Where the data below contains pictures, omit them; output the rest word for word.
### Data excerpts
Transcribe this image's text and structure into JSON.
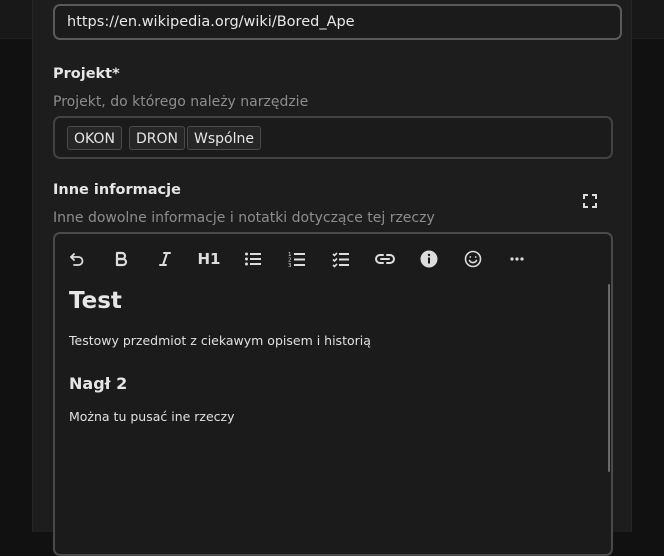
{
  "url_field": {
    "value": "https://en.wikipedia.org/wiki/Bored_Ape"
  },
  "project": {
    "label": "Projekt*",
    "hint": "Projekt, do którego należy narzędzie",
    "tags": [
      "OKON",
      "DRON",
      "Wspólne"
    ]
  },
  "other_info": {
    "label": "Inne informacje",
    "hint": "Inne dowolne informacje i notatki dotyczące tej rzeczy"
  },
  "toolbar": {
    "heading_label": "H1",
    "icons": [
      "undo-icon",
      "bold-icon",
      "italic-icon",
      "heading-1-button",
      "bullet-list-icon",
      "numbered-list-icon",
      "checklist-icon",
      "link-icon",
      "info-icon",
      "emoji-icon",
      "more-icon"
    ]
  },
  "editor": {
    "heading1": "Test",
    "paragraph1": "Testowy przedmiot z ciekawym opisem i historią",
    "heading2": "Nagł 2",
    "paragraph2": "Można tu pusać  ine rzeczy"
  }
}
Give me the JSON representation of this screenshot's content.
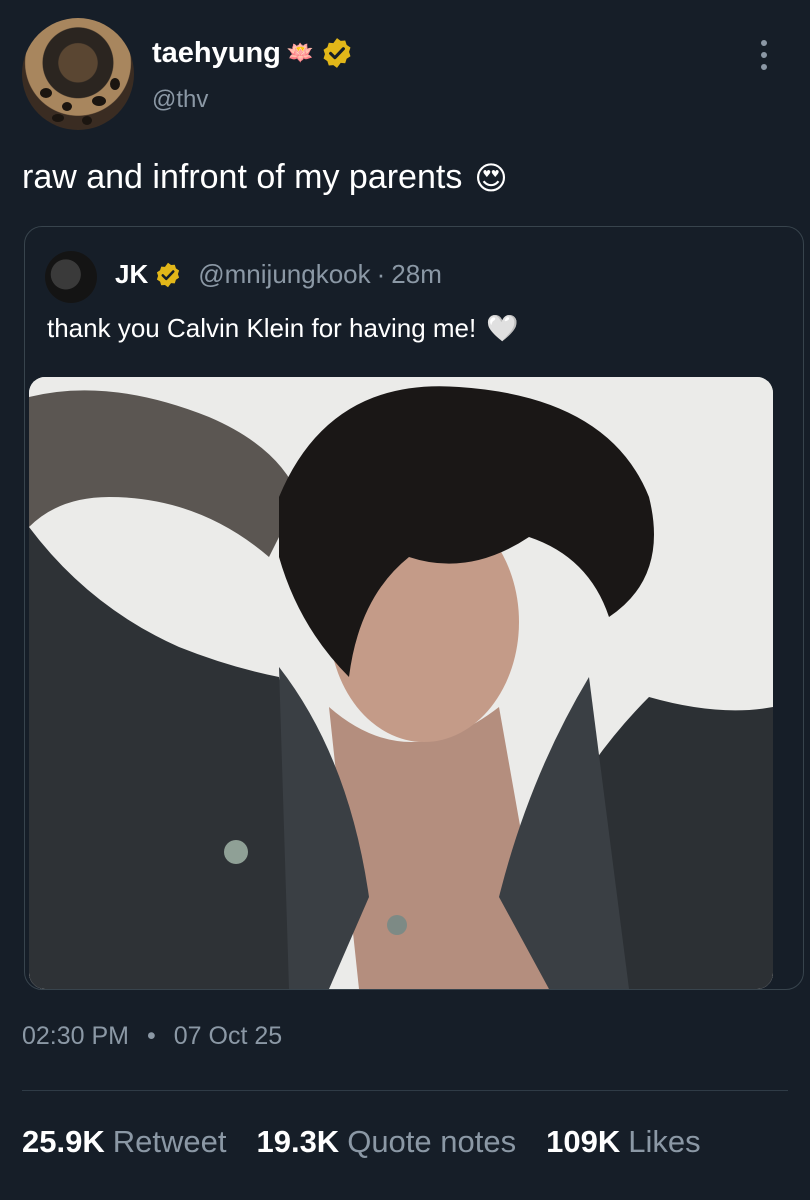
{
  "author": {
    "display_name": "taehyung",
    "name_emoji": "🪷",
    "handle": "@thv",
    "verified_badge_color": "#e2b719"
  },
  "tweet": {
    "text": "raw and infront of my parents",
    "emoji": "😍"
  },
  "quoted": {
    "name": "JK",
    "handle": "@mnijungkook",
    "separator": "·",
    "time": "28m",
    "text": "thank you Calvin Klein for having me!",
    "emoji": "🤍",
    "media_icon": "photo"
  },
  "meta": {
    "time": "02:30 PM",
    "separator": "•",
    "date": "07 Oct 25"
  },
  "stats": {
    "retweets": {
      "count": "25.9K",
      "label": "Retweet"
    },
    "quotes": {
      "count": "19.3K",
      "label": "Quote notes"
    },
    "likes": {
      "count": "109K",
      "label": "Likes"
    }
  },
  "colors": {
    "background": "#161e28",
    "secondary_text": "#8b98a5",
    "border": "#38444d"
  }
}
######
» **Answer for the task**
Transcribe this image's text and structure into JSON.
{
  "url_field": {
    "value": "https://en.wikipedia.org/wiki/Bored_Ape"
  },
  "project": {
    "label": "Projekt*",
    "hint": "Projekt, do którego należy narzędzie",
    "tags": [
      "OKON",
      "DRON",
      "Wspólne"
    ]
  },
  "other_info": {
    "label": "Inne informacje",
    "hint": "Inne dowolne informacje i notatki dotyczące tej rzeczy"
  },
  "toolbar": {
    "heading_label": "H1",
    "icons": [
      "undo-icon",
      "bold-icon",
      "italic-icon",
      "heading-1-button",
      "bullet-list-icon",
      "numbered-list-icon",
      "checklist-icon",
      "link-icon",
      "info-icon",
      "emoji-icon",
      "more-icon"
    ]
  },
  "editor": {
    "heading1": "Test",
    "paragraph1": "Testowy przedmiot z ciekawym opisem i historią",
    "heading2": "Nagł 2",
    "paragraph2": "Można tu pusać  ine rzeczy"
  }
}
Give me the JSON representation of this screenshot's content.
{
  "author": {
    "display_name": "taehyung",
    "name_emoji": "🪷",
    "handle": "@thv",
    "verified_badge_color": "#e2b719"
  },
  "tweet": {
    "text": "raw and infront of my parents",
    "emoji": "😍"
  },
  "quoted": {
    "name": "JK",
    "handle": "@mnijungkook",
    "separator": "·",
    "time": "28m",
    "text": "thank you Calvin Klein for having me!",
    "emoji": "🤍",
    "media_icon": "photo"
  },
  "meta": {
    "time": "02:30 PM",
    "separator": "•",
    "date": "07 Oct 25"
  },
  "stats": {
    "retweets": {
      "count": "25.9K",
      "label": "Retweet"
    },
    "quotes": {
      "count": "19.3K",
      "label": "Quote notes"
    },
    "likes": {
      "count": "109K",
      "label": "Likes"
    }
  },
  "colors": {
    "background": "#161e28",
    "secondary_text": "#8b98a5",
    "border": "#38444d"
  }
}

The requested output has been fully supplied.